- Width measurements are often taken from the insole, which sits underneath your foot in the bottom of the shoe – many barefoot shoes curve out away from the insole resulting in more usable space than the measurement suggests.
- Width can be taken at different places in the toe box of a shoe, and it might not line up with where you measured
- You don’t need as much extra space on the sides of your feet as in the front – you can often comfortably wear shoes close to your actual foot width.
Of course, this does not mean that you shouldn’t consider width. It is best to choose a shoe that fits both your length AND width, and I don’t recommend trying to squeeze your feet into a shoe that is too narrow.
But the truth is, size charts only take you so far. The shape and volume of your feet, as well as your personal preferences, all factor into what makes the ideal shoe for you.
I do my best to serve up the most practical barefoot shoe reviews and advice, but ultimately, you might need to try the shoes on your feet before you know if they’re a good fit.
10 thoughts on “How Do I Use A Size Chart to Pick a Size?”
How do you convert the cm to a size????
Once you have the centimeter length then you take it to the size chart for the shoe you’re looking for. It’ll either tell you what size to pick based off the measurement or it will tell you how long each shoe is. If it tells you how long each shoe is then take your measurement and approx 1.2cm to it and find the closest corresponding size.

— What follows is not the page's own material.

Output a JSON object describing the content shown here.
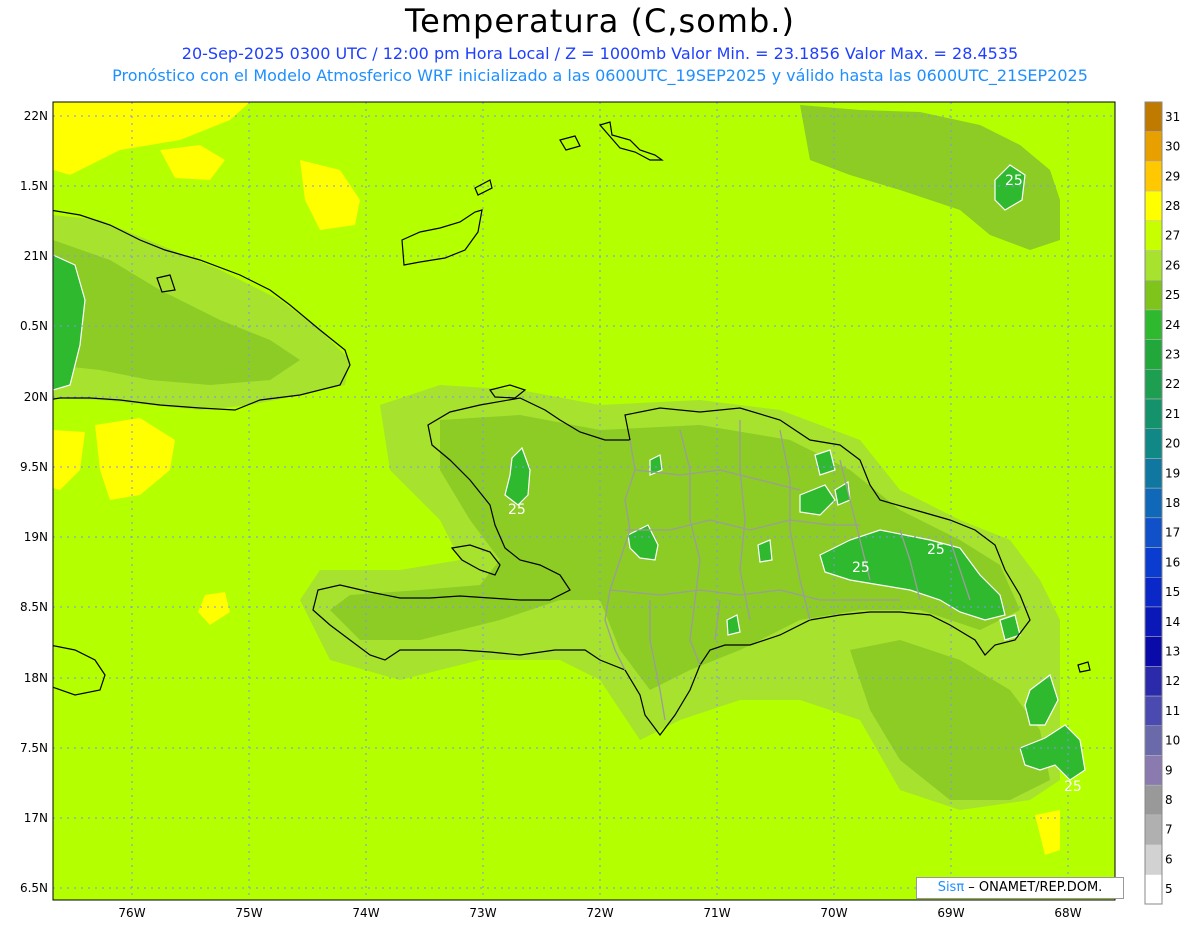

Just starting a look for bearfoot shoes
Following this chart, I’d be a US 12 or 12.5 which might make sense given my current running shoes are at 11.5… what confuses me though is that all my other shoes are at 9.5 to 10 – whether leather formal wear or casual sneakers. Any thoughts on my predicament? What size should I order?
It’s really common for people to be wearing shoes that are too small for them, and every brand has their own sizing so it’s not that unusual to have a wide spread of sizes in your closet. I take it on a case by case basis. Especially when new to barefoot shoe shopping, you should approach each order as if you don’t know what size you are and then measure and order according to the brand’s size chart.
What about sandals? It is ok to leave less space for the feet? How much Space would be ok?
For sandals I usually only leave about 5mm or 1/2 centimeter of extra space because there’s nothing for your toes to run into. But this can come down to preference, some people still want the extra length in front of their toes, while others don’t like hardly any in sandals so they don’t trip over the front of them. I’m more in the latter camp.
Great articel! i was just in that situation with the width , as I took the widest part of my foot to measure the width and that’s comes out as i need only the extra wide, which are 1.5 cm more than my widest part. which seems quite unlikely to me.
so following this articel i will just oder what i thought will fit with some reasonable width, and try them out. it also changes when i press down the foot or when i walk naturally. my feet are more wide-straight than fan, so it doesn’t go from narrow to wide. which i assume they design the shoes like. we’ll see!
Every pair of shoes i have worn my entire adult life (I am 70 yrs old) have hurt my feet after a while. I have what should be fan shaped foot, but have been compressed in standard women’s size 9 wide shoes, so that I now have bunionettes and beginning bunions. I am usually barefoot indoors or in sandals outdoors in warm weather but need something closed toe for more professional occasions and in colder weather in rural Vermont. Ever since I discovered your reviews, I really really want to switch to footshaped shoes, but I am so afraid to order anything online. And do not trust myself to measure my own foot. Is there anyplace within a couple hours drive where I can try on a few barefoot styles. My zip code (US) is 05647.
Two Rivers Treads is in Virginia and you can walk in and try shoes on. It’s still pretty hard to find minimalist shoes in stores, I would recommend shopping somewhere with a very easy shipping and return policy. We have free shipping & free returns at Anya’s Shop.